Under current United States federal law, all former presidents are entitled to lifetime protection from the Secret Service. Barring an act of Congress or a presidential executive order, the Secret Service is bound by law to protect former presidents for life. There aren't any exceptions listed in the statute governing the protection of former presidents.
The only legal reason currently for abandoning protection would be if a former president waived his right to his Secret Service detail, which only one former president has ever done. Richard Nixon waived his Secret Service protection 11 years after leaving office in disgrace following the Watergate scandal. (Nixon decided to pay for his own protection to save the U.S. government some money.)
But now, former president Donald Trump has been indicted on multiple felony charges related to misstating the purpose of a payment to the adult film star Stormy Daniels. (This can be considered a felony if it is done to hide another crime.) With that indictment, Trump became the first U.S. president, sitting or former, to face criminal prosecution. Few legal experts expect Trump to receive a prison sentence if convicted, but it remains a possibility.

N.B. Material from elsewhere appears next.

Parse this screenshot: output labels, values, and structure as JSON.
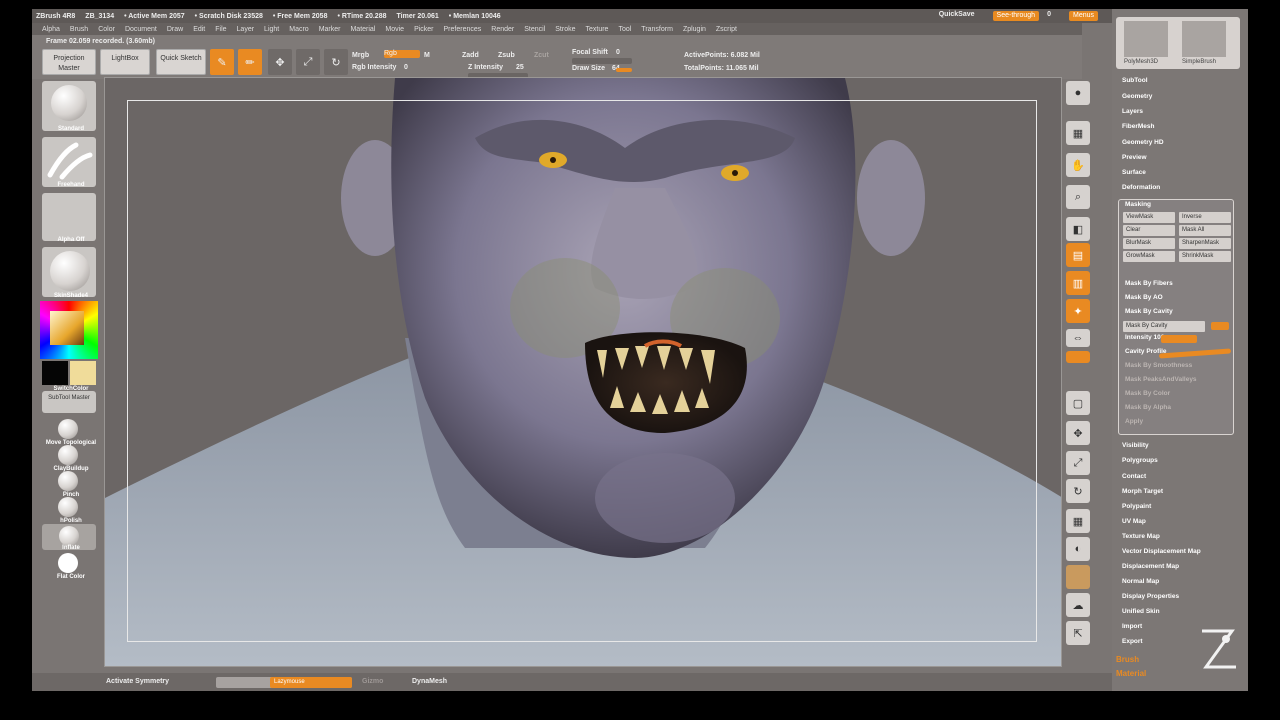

Trump could face more serious charges, however, if he's indicted by grand juries investigating him in separate criminal probes in Fulton County in Atlanta related to his efforts to overturn the 2020 election in Georgia and the Department of Justice in Washington, D.C. related to the classified documents at found at Mar-a-Lago, Trump's home. Those charges, which could include obstruction of justice, typically include prison time if convicted.